But then something happened. It wasn’t the way the kids lit up when they saw the cat. And it wasn’t how adorable my toddler was chasing it around the yard. And it wasn’t how sweet my wife looked snuggling with Vincent on the porch just before sunset. It was when I ended up home alone for a couple weeks during the summer.

Mel took the kids to visit her mother while the kids were out of school. I couldn’t take time off because that was the busiest time for my job, so I was home alone with detailed instructions on how to care for Vincent. A few days in I got lonely and found myself in the garage with Vincent curled up in my lap. He didn’t seem to mind that I’d ignored him for so long, or all the times I cursed his name for clawing at the back window to be let in. He just cuddled up next to me, and I felt something similar to what I felt when one of my children snuggled next to me on the sofa as we watched a movie. It was a warm feeling. A comforting feeling that wasn’t the exact same as what I felt with my kids, but pretty close.

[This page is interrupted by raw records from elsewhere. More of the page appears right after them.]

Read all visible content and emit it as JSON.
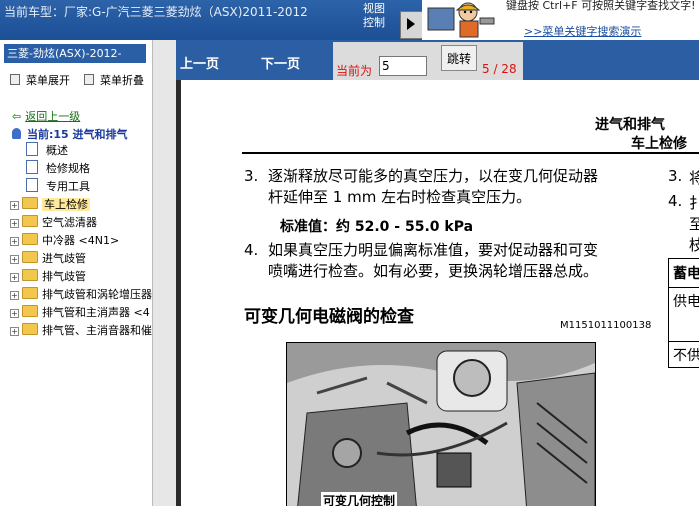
{
  "header": {
    "vehicle_title": "当前车型：厂家:G-广汽三菱三菱劲炫（ASX)2011-2012",
    "view_control_label": "视图控制",
    "tip_text": "键盘按 Ctrl+F 可按照关键字查找文字!",
    "tip_link": ">>菜单关键字搜索演示"
  },
  "sidebar": {
    "title": "三菱-劲炫(ASX)-2012-",
    "expand_label": "菜单展开",
    "collapse_label": "菜单折叠",
    "back_label": "返回上一级",
    "current_label": "当前:15 进气和排气",
    "docs": [
      "概述",
      "检修规格",
      "专用工具"
    ],
    "folders": [
      "车上检修",
      "空气滤清器",
      "中冷器 <4N1>",
      "进气歧管",
      "排气歧管",
      "排气歧管和涡轮增压器",
      "排气管和主消声器 <4",
      "排气管、主消音器和催"
    ],
    "selected_folder": "车上检修"
  },
  "navbar": {
    "prev_label": "上一页",
    "next_label": "下一页",
    "current_page_label": "当前为",
    "page_value": "5",
    "go_label": "跳转",
    "page_count": "5 / 28"
  },
  "document": {
    "title": "进气和排气",
    "subtitle": "车上检修",
    "step3_num": "3.",
    "step3_text_line1": "逐渐释放尽可能多的真空压力，以在变几何促动器",
    "step3_text_line2": "杆延伸至 1 mm 左右时检查真空压力。",
    "standard_value": "标准值：约 52.0 - 55.0 kPa",
    "step4_num": "4.",
    "step4_text_line1": "如果真空压力明显偏离标准值，要对促动器和可变",
    "step4_text_line2": "喷嘴进行检查。如有必要，更换涡轮增压器总成。",
    "section_title": "可变几何电磁阀的检查",
    "figure_id": "M1151011100138",
    "photo_caption": "可变几何控制",
    "right_col": {
      "n3": "3.",
      "t3": "将",
      "n4": "4.",
      "t4a": "扌",
      "t4b": "至",
      "t4c": "枝",
      "table_header": "蓄电",
      "table_row1": "供电",
      "table_row2": "不供"
    }
  }
}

It was in that moment that I said something I never anticipated, “Vincent, you’re okay.”

I don’t want you to think that I’m now a cat person. I have no intentions of getting more pets. But what I will say is that when I come home from work, I let Vincent in the garage. I crouch down, and pet him, and he purrs. And every once in a while, one of my children will come out and see me do this, and every time, they look me in the eyes and smile, and the slight hook in their smile seems to say, “Busted.”

I smile back and wink. And then Vincent struts off to his food dish.